New data: Mediterranean bluefin tuna fishery plagued with violations again this year
New data seen by WWF and Greenpeace reveal that the 2010 fishing activities for Atlantic bluefin tuna in the Mediterranean Sea have been as riddled with rule-flouting and traceability shortcomings as ever before. The conservation organisations urge international fisheries regulators meeting next week in Paris to put an end to the depletion of this key species, reports www.megafishnet.com with reference to WWF.
The data, made available to contracting parties of the International Commission for the Conservation of Atlantic Tunas (ICCAT), the fisheries body tasked with managing the species, focus on results of the organisation's new joint international inspection and regional observer schemes. ICCAT observers were present on board industrial purse seine fishing vessels and in tuna fattening farms in the Mediterranean throughout the 2010 fishing season.
Lack of compliance with fishing rules and reporting obligations, and traceability shortcomings, were seen across the industrial purse seine fishery and tuna farming industry throughout the season.
One case, for example, shows how deliberate misreporting enabled a catch of 18 tonnes of bluefin tuna made by a Turkish vessel to entirely escape ICCAT's documentation system. Key information was duplicated on compulsory ICCAT catch and transfer declarations. The skipper of the purse seine vessel also provided false information on the identity of the towing vessel receiving the fish.
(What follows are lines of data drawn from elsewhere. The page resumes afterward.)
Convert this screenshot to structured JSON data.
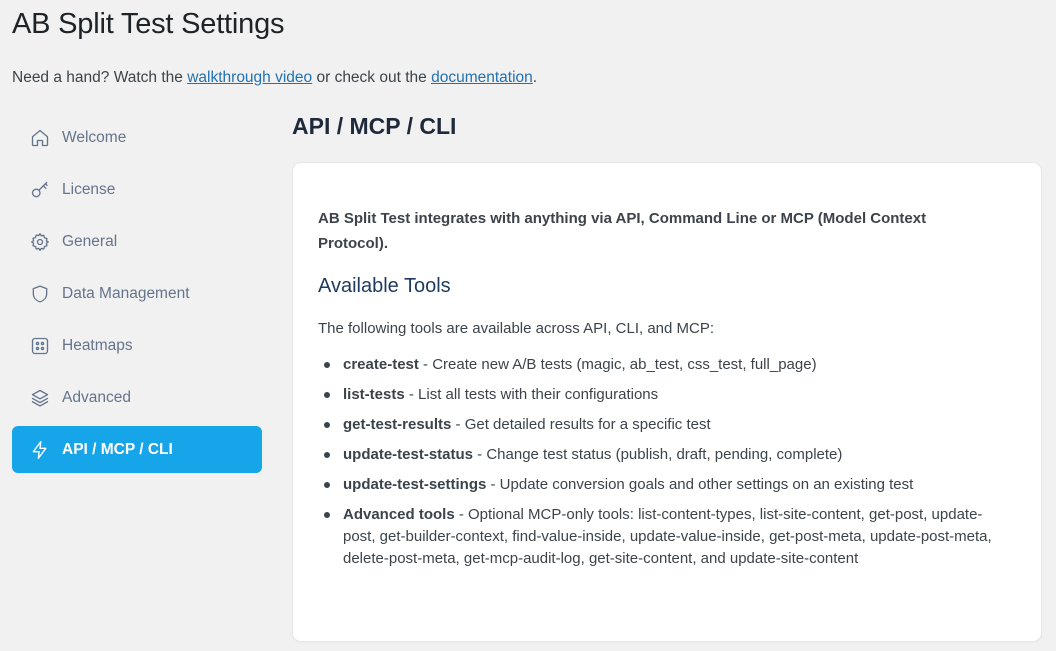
{
  "page": {
    "title": "AB Split Test Settings",
    "help_prefix": "Need a hand? Watch the ",
    "help_link1": "walkthrough video",
    "help_middle": " or check out the ",
    "help_link2": "documentation",
    "help_suffix": "."
  },
  "sidebar": {
    "items": [
      {
        "label": "Welcome",
        "icon": "home-icon"
      },
      {
        "label": "License",
        "icon": "key-icon"
      },
      {
        "label": "General",
        "icon": "gear-icon"
      },
      {
        "label": "Data Management",
        "icon": "shield-icon"
      },
      {
        "label": "Heatmaps",
        "icon": "grid-icon"
      },
      {
        "label": "Advanced",
        "icon": "layers-icon"
      },
      {
        "label": "API / MCP / CLI",
        "icon": "lightning-icon",
        "active": true
      }
    ]
  },
  "main": {
    "section_title": "API / MCP / CLI",
    "intro": "AB Split Test integrates with anything via API, Command Line or MCP (Model Context Protocol).",
    "tools_heading": "Available Tools",
    "tools_desc": "The following tools are available across API, CLI, and MCP:",
    "tools": [
      {
        "name": "create-test",
        "desc": " - Create new A/B tests (magic, ab_test, css_test, full_page)"
      },
      {
        "name": "list-tests",
        "desc": " - List all tests with their configurations"
      },
      {
        "name": "get-test-results",
        "desc": " - Get detailed results for a specific test"
      },
      {
        "name": "update-test-status",
        "desc": " - Change test status (publish, draft, pending, complete)"
      },
      {
        "name": "update-test-settings",
        "desc": " - Update conversion goals and other settings on an existing test"
      },
      {
        "name": "Advanced tools",
        "desc": " - Optional MCP-only tools: list-content-types, list-site-content, get-post, update-post, get-builder-context, find-value-inside, update-value-inside, get-post-meta, update-post-meta, delete-post-meta, get-mcp-audit-log, get-site-content, and update-site-content"
      }
    ]
  },
  "colors": {
    "accent": "#16a5e8",
    "link": "#2271b1",
    "background": "#f1f1f1"
  }
}
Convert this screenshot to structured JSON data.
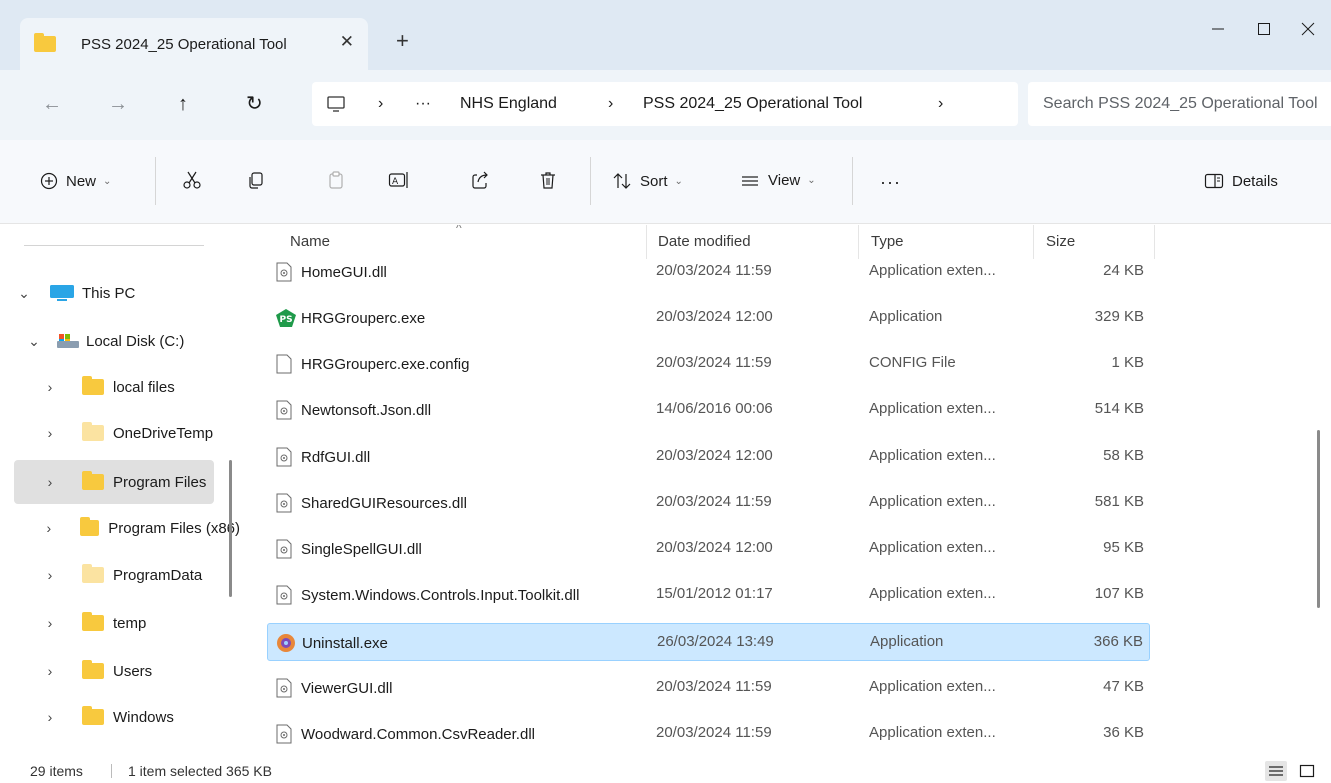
{
  "window": {
    "tab_title": "PSS 2024_25 Operational Tool",
    "tab_close": "✕",
    "new_tab": "+",
    "controls": {
      "minimize": "—",
      "maximize": "☐",
      "close": "✕"
    }
  },
  "nav": {
    "back": "←",
    "forward": "→",
    "up": "↑",
    "refresh": "↻"
  },
  "address": {
    "sep1": "›",
    "ellipsis": "···",
    "crumb1": "NHS England",
    "sep2": "›",
    "crumb2": "PSS 2024_25 Operational Tool",
    "sep3": "›"
  },
  "search": {
    "placeholder": "Search PSS 2024_25 Operational Tool"
  },
  "toolbar": {
    "new_label": "New",
    "sort_label": "Sort",
    "view_label": "View",
    "more_label": "···",
    "details_label": "Details",
    "chevron": "⌄"
  },
  "tree": [
    {
      "label": "This PC",
      "chevron": "⌄",
      "selected": false
    },
    {
      "label": "Local Disk (C:)",
      "chevron": "⌄",
      "selected": false
    },
    {
      "label": "local files",
      "chevron": "›",
      "selected": false
    },
    {
      "label": "OneDriveTemp",
      "chevron": "›",
      "selected": false
    },
    {
      "label": "Program Files",
      "chevron": "›",
      "selected": true
    },
    {
      "label": "Program Files (x86)",
      "chevron": "›",
      "selected": false
    },
    {
      "label": "ProgramData",
      "chevron": "›",
      "selected": false
    },
    {
      "label": "temp",
      "chevron": "›",
      "selected": false
    },
    {
      "label": "Users",
      "chevron": "›",
      "selected": false
    },
    {
      "label": "Windows",
      "chevron": "›",
      "selected": false
    }
  ],
  "columns": {
    "name": "Name",
    "date": "Date modified",
    "type": "Type",
    "size": "Size",
    "sort_arrow": "^"
  },
  "files": [
    {
      "name": "HomeGUI.dll",
      "date": "20/03/2024 11:59",
      "type": "Application exten...",
      "size": "24 KB",
      "icon": "dll-icon"
    },
    {
      "name": "HRGGrouperc.exe",
      "date": "20/03/2024 12:00",
      "type": "Application",
      "size": "329 KB",
      "icon": "ps-app-icon",
      "icon_text": "PS"
    },
    {
      "name": "HRGGrouperc.exe.config",
      "date": "20/03/2024 11:59",
      "type": "CONFIG File",
      "size": "1 KB",
      "icon": "blank-file-icon"
    },
    {
      "name": "Newtonsoft.Json.dll",
      "date": "14/06/2016 00:06",
      "type": "Application exten...",
      "size": "514 KB",
      "icon": "dll-icon"
    },
    {
      "name": "RdfGUI.dll",
      "date": "20/03/2024 12:00",
      "type": "Application exten...",
      "size": "58 KB",
      "icon": "dll-icon"
    },
    {
      "name": "SharedGUIResources.dll",
      "date": "20/03/2024 11:59",
      "type": "Application exten...",
      "size": "581 KB",
      "icon": "dll-icon"
    },
    {
      "name": "SingleSpellGUI.dll",
      "date": "20/03/2024 12:00",
      "type": "Application exten...",
      "size": "95 KB",
      "icon": "dll-icon"
    },
    {
      "name": "System.Windows.Controls.Input.Toolkit.dll",
      "date": "15/01/2012 01:17",
      "type": "Application exten...",
      "size": "107 KB",
      "icon": "dll-icon"
    },
    {
      "name": "Uninstall.exe",
      "date": "26/03/2024 13:49",
      "type": "Application",
      "size": "366 KB",
      "icon": "uninstall-icon",
      "selected": true
    },
    {
      "name": "ViewerGUI.dll",
      "date": "20/03/2024 11:59",
      "type": "Application exten...",
      "size": "47 KB",
      "icon": "dll-icon"
    },
    {
      "name": "Woodward.Common.CsvReader.dll",
      "date": "20/03/2024 11:59",
      "type": "Application exten...",
      "size": "36 KB",
      "icon": "dll-icon"
    }
  ],
  "status": {
    "item_count": "29 items",
    "selection": "1 item selected  365 KB"
  },
  "colors": {
    "folder": "#f8c93e",
    "folder_light": "#fbe3a1",
    "selection_bg": "#cce8ff",
    "selection_border": "#99d1ff",
    "ps_green": "#1f9a4a"
  }
}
A formal inspection carried out on the same fishing vessels reports "serious violations" of the ICCAT rules, including lack of authorisation for delivery to towing vessels which transport the fish to farms.
Meanwhile, of 23 observers in Spanish and French purse seine vessels 15 encountered difficulties in estimating the amount of tuna in the cages, in most cases acknowledging this was "simply impossible" and were left having to accept an estimate by the vessel skipper or divers on tugboats. Of the eight who did not report such problems, three were on board vessels that did not make any catch.
In another example of many irregularities, observers have reported cages not being empty before new transfers of bluefin tuna from purse seiners - with farm operators claiming this practice had been found to attract the incoming tunas.
"It's easy to find evidence of fraud by just looking at public documents, which makes one wonder what is not being documented. A handful of governments in Europe, among them France, are backing the short-term profits of a corrupt and dying industry over the survival of a species. All the evidence is pointing to a tragic situation for bluefin tuna stocks and a fishery out of control," said a Greenpeace spokesperson. "The EU's chief fisheries official has insisted that the bluefin tuna fishery needs to be downscaled. But to give bluefin stocks the best chance of recovery, EU governments should go further and close this fishery altogether."
"These are cowboys of the oceans who think they can just plunder a natural resource for their own short-term gain and get away with it - such a free-for-all simply cannot be tolerated," said a WWF spokesperson. "ICCAT must stop this situation of incredible rule-flouting. Under no circumstances must the quota exceed 6,000 tonnes per year - as advised by scientists - and the industrial purse seine fishery and farming must be immediately suspended, before we are talking about just one more marine legend disappearing from our seas."
This fresh data on the table shows there is no improvement in the widespread flouting of rules exposed in the findings of a comprehensive investigation launched last weekend by the International Consortium of Investigative Journalists (ICIJ) focusing on the fishery between 1998 and 2007. This disturbing panorama of violations is still firmly in place in 2010.
Greenpeace and WWF strongly urge ICCAT member countries, meeting in Paris 17-27 November, to establish a science-based recovery plan for eastern Atlantic and Mediterranean bluefin tuna which ensures the recovery of the species - including a drastic cut in the quota and establishing no-fishing zones in spawning areas.